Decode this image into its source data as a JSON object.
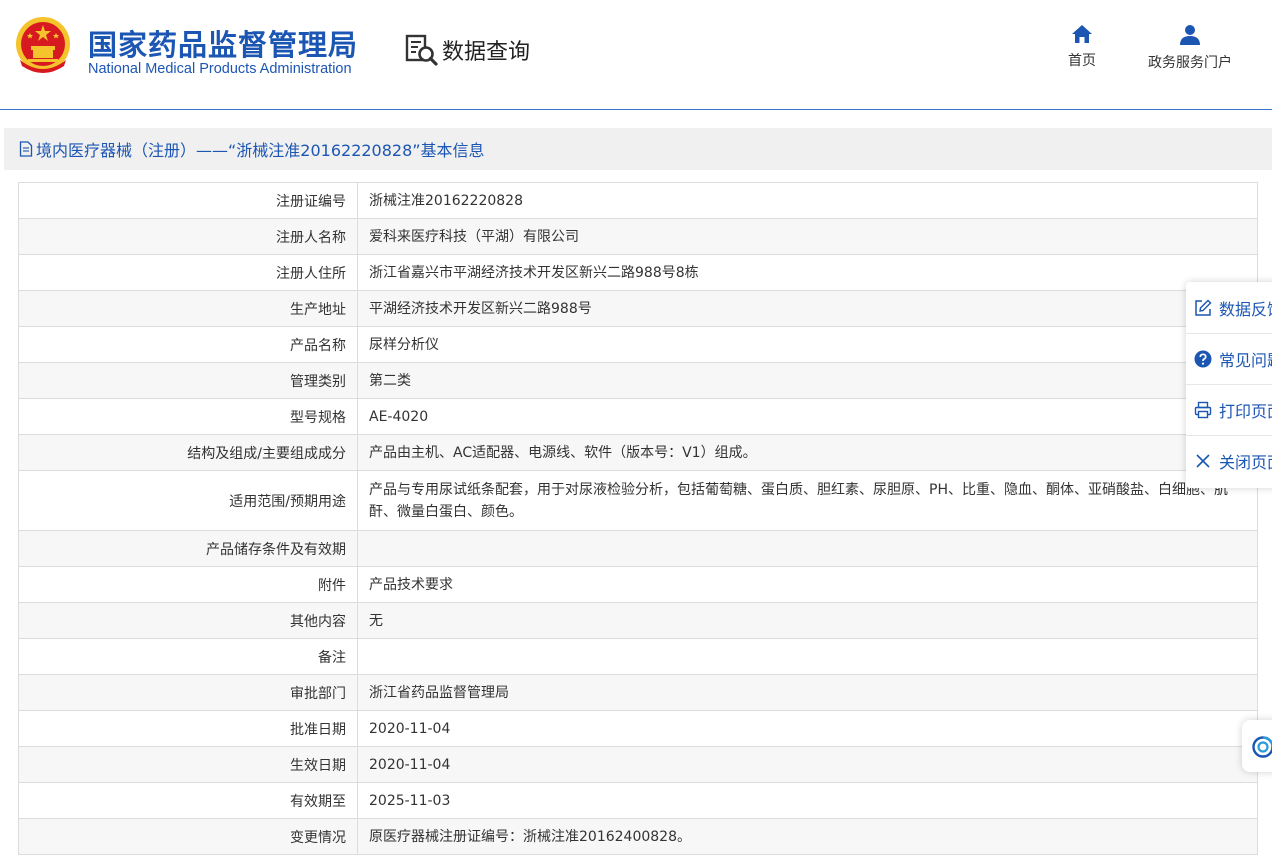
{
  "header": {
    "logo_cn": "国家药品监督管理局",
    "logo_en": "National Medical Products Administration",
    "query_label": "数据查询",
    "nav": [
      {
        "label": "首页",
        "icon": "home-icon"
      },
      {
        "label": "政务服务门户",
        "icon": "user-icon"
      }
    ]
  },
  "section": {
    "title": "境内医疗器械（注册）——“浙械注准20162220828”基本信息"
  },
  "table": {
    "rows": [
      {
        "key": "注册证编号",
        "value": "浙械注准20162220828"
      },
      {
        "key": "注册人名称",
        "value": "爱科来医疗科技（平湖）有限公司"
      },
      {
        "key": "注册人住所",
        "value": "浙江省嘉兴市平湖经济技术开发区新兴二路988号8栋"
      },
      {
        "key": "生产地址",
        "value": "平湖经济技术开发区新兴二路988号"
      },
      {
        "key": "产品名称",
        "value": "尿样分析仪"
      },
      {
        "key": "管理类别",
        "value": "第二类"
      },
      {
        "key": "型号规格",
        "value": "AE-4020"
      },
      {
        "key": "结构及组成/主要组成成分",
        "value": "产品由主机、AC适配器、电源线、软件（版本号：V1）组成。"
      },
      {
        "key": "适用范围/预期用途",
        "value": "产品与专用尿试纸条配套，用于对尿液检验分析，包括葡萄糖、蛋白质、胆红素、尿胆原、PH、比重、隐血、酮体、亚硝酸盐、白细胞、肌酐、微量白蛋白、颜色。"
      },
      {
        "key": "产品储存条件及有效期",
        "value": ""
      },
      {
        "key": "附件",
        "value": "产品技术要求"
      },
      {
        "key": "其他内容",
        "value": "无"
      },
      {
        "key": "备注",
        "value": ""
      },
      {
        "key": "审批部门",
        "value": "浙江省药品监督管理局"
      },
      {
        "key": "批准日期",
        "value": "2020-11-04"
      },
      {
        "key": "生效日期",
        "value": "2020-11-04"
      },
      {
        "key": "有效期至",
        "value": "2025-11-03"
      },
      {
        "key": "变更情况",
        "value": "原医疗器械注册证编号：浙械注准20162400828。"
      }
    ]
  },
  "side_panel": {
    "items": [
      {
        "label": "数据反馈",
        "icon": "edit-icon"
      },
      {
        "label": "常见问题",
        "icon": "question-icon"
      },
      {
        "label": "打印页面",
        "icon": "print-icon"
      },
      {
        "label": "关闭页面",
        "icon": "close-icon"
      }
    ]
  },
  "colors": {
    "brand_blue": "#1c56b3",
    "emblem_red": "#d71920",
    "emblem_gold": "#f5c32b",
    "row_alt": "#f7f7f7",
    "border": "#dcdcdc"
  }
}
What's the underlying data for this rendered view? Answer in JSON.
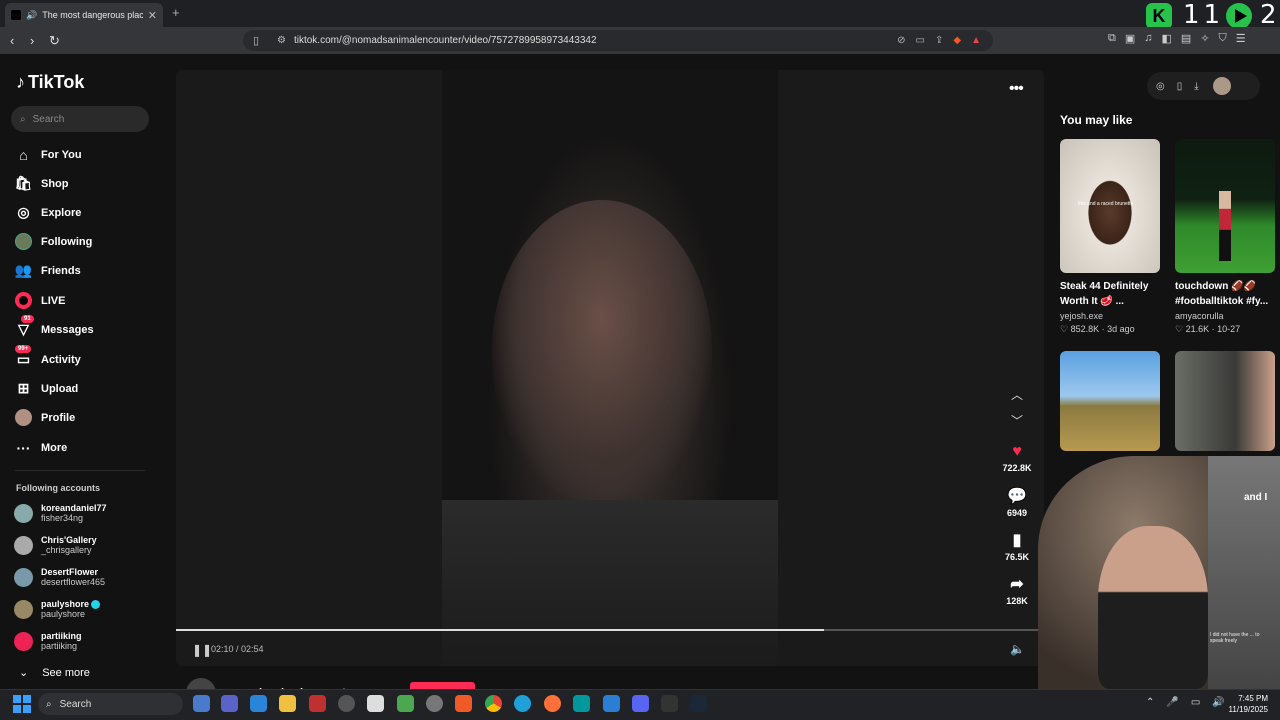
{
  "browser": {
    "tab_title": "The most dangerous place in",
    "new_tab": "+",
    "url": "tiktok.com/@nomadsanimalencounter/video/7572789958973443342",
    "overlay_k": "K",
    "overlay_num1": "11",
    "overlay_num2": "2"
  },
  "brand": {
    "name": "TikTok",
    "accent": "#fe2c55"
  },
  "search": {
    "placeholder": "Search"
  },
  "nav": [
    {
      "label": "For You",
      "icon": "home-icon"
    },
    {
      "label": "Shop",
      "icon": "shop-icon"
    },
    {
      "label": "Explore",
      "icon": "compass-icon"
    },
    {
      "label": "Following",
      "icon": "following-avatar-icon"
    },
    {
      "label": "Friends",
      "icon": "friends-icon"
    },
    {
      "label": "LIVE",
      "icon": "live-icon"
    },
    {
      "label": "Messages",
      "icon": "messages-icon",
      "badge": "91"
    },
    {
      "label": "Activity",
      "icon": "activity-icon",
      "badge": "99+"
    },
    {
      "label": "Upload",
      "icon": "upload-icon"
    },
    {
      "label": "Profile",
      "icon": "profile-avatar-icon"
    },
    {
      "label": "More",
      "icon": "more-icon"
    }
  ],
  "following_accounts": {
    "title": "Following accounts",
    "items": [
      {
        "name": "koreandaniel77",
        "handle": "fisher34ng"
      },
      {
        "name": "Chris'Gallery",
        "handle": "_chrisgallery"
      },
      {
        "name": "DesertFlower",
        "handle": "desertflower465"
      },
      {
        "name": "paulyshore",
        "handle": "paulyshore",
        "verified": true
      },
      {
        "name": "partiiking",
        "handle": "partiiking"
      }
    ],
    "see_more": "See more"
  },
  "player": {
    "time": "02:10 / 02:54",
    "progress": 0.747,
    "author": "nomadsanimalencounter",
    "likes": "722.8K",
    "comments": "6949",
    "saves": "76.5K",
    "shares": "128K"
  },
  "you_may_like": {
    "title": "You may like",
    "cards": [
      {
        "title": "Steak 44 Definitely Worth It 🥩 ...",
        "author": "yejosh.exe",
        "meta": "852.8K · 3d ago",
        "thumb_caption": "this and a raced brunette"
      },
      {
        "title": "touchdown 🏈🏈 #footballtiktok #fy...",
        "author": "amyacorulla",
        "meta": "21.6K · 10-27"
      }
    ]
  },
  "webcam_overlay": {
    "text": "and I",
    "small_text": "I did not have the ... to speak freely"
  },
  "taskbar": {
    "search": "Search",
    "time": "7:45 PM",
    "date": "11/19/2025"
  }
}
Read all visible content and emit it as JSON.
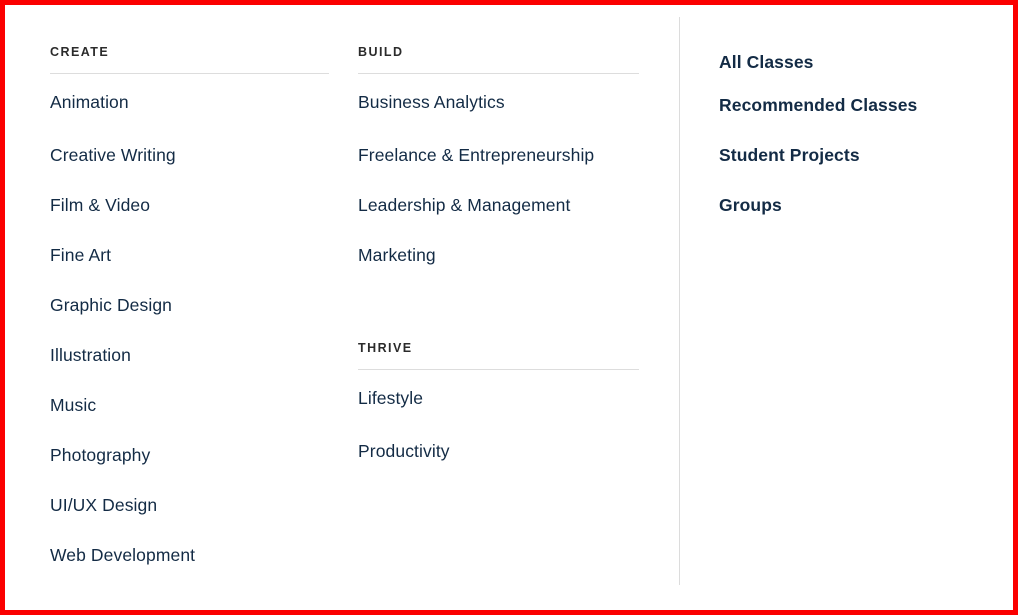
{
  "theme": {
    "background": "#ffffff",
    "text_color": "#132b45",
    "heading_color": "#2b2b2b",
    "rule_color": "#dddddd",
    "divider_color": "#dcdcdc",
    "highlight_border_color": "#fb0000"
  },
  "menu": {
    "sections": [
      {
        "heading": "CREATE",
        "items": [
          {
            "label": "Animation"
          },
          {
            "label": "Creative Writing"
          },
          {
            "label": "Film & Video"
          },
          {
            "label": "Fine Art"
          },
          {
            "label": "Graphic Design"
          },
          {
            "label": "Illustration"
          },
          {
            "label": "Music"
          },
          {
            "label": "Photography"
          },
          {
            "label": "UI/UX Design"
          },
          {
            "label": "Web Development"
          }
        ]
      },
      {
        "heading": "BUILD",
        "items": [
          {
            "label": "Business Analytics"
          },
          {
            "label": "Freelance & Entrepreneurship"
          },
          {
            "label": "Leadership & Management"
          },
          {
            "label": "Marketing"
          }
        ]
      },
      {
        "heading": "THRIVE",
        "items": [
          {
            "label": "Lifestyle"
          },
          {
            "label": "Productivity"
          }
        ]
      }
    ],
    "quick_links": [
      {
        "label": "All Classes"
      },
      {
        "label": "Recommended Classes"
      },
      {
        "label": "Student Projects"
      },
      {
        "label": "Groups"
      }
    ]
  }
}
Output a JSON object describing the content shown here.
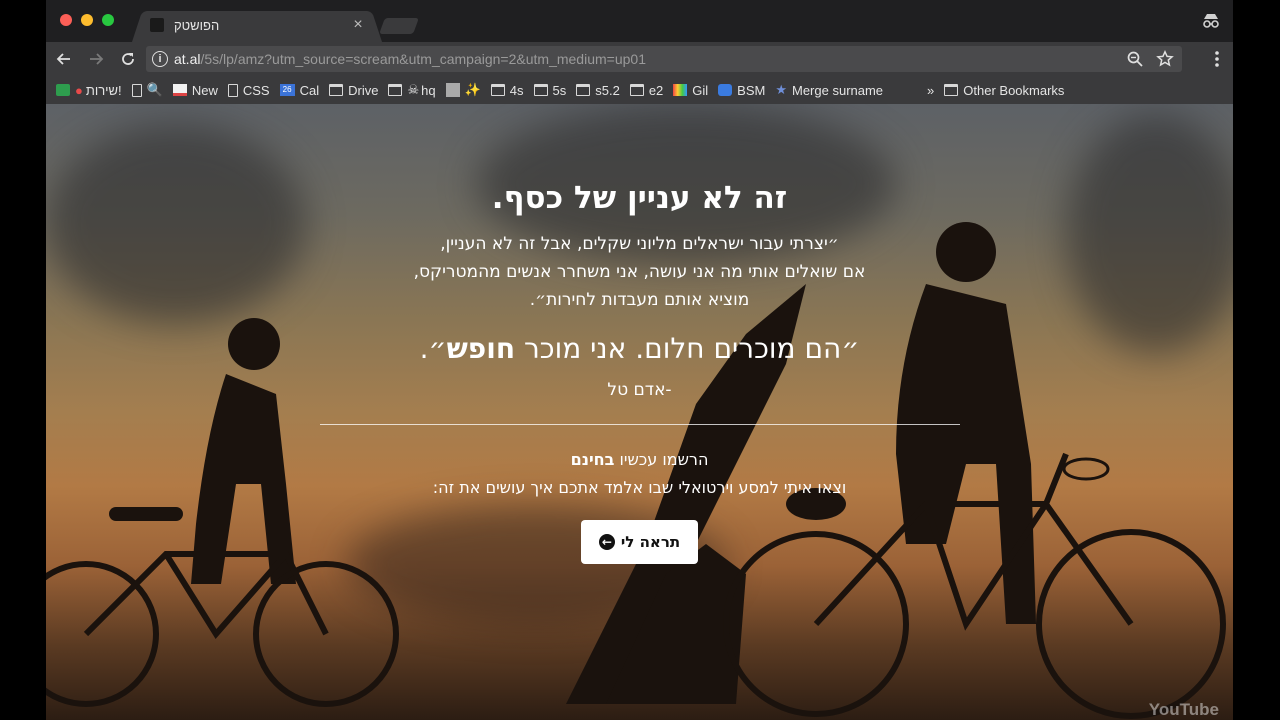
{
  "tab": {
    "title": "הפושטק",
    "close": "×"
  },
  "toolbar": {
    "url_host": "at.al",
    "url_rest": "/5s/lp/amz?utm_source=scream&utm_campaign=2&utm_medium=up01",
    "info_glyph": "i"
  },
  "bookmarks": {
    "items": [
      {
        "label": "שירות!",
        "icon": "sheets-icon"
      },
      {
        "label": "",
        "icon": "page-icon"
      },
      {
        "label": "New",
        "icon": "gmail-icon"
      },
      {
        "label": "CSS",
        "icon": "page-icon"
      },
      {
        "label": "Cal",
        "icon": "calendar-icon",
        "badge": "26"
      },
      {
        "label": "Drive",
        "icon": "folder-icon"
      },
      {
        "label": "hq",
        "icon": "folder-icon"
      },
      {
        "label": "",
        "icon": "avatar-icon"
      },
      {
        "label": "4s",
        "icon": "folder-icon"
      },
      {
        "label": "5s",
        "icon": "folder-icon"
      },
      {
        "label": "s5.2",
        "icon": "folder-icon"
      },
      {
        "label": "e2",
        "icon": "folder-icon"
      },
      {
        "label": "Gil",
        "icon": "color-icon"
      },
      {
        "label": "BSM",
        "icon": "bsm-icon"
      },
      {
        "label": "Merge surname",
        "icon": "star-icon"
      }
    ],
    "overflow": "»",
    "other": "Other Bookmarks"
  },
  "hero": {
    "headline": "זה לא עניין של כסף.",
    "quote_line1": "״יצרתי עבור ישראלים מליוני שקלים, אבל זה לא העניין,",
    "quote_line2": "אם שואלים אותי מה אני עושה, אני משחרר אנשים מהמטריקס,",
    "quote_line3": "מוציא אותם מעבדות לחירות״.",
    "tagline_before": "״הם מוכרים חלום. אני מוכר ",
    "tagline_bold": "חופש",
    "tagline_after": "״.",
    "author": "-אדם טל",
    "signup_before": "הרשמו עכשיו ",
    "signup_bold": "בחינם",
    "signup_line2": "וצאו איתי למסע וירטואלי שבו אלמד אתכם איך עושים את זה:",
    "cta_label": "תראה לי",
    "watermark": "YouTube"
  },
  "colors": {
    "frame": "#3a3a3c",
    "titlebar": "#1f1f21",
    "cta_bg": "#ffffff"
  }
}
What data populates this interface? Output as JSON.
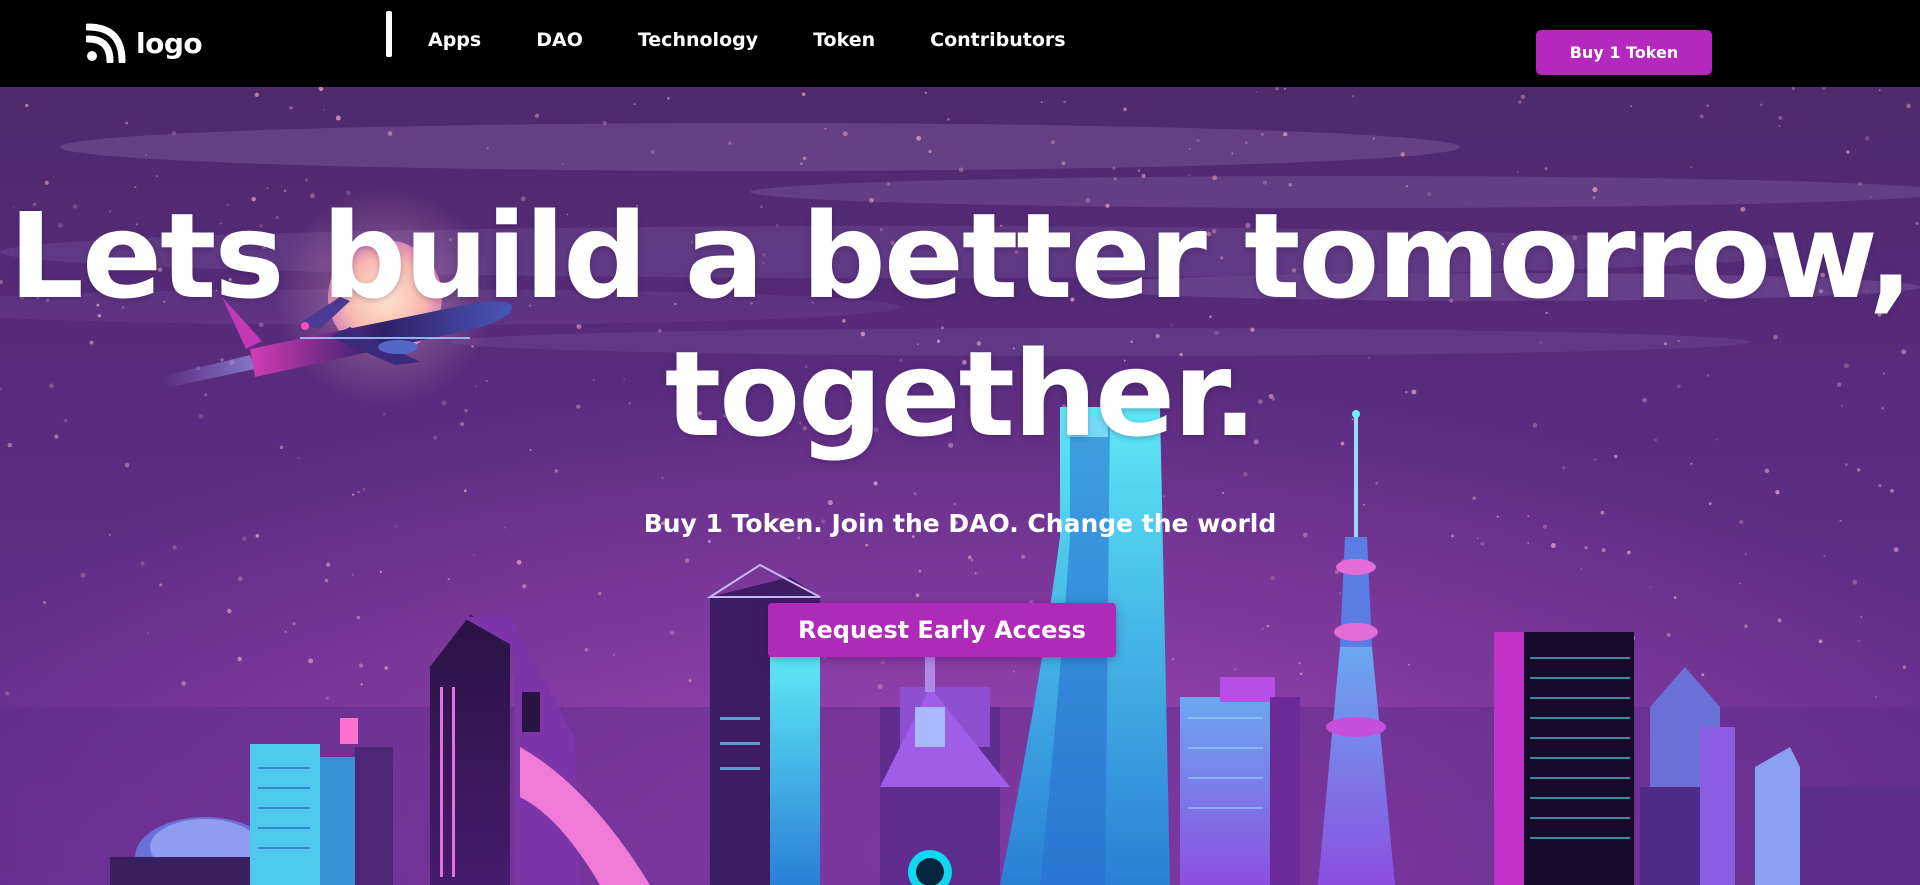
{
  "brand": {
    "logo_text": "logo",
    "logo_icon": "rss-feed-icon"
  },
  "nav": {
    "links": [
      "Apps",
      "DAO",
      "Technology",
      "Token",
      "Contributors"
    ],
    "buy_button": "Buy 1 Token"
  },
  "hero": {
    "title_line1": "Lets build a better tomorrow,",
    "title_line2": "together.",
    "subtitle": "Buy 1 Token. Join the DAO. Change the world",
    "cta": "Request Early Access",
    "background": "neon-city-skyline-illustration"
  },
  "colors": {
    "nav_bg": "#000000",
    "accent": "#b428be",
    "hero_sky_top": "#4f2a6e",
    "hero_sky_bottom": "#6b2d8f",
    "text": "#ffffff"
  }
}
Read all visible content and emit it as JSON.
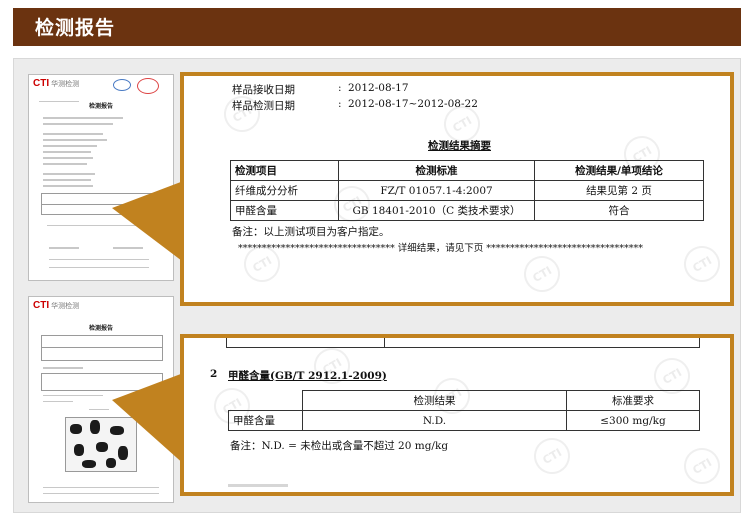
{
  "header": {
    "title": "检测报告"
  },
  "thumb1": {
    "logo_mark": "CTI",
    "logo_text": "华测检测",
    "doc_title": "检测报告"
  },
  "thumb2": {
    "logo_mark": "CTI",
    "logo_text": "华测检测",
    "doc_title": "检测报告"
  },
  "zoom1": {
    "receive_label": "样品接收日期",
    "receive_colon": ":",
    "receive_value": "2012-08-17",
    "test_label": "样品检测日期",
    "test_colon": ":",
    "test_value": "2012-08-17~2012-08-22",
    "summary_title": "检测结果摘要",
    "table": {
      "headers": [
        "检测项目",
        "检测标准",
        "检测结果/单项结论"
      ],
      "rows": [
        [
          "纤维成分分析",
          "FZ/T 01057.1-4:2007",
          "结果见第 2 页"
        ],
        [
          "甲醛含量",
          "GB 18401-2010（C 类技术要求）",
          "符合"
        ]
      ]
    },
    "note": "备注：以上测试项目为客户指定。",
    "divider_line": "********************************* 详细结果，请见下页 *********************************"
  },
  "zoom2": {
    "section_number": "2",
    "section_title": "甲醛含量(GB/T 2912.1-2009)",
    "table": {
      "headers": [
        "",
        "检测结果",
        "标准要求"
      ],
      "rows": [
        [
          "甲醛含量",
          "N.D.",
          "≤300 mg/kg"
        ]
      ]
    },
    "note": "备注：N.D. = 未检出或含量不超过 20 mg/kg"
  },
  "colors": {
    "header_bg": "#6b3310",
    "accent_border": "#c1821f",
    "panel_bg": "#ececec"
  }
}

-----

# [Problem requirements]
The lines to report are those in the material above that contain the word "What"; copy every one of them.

# [Answer box]
What's the underlying data for this rendered view? Answer in JSON.
What data populates this interface? Output as JSON.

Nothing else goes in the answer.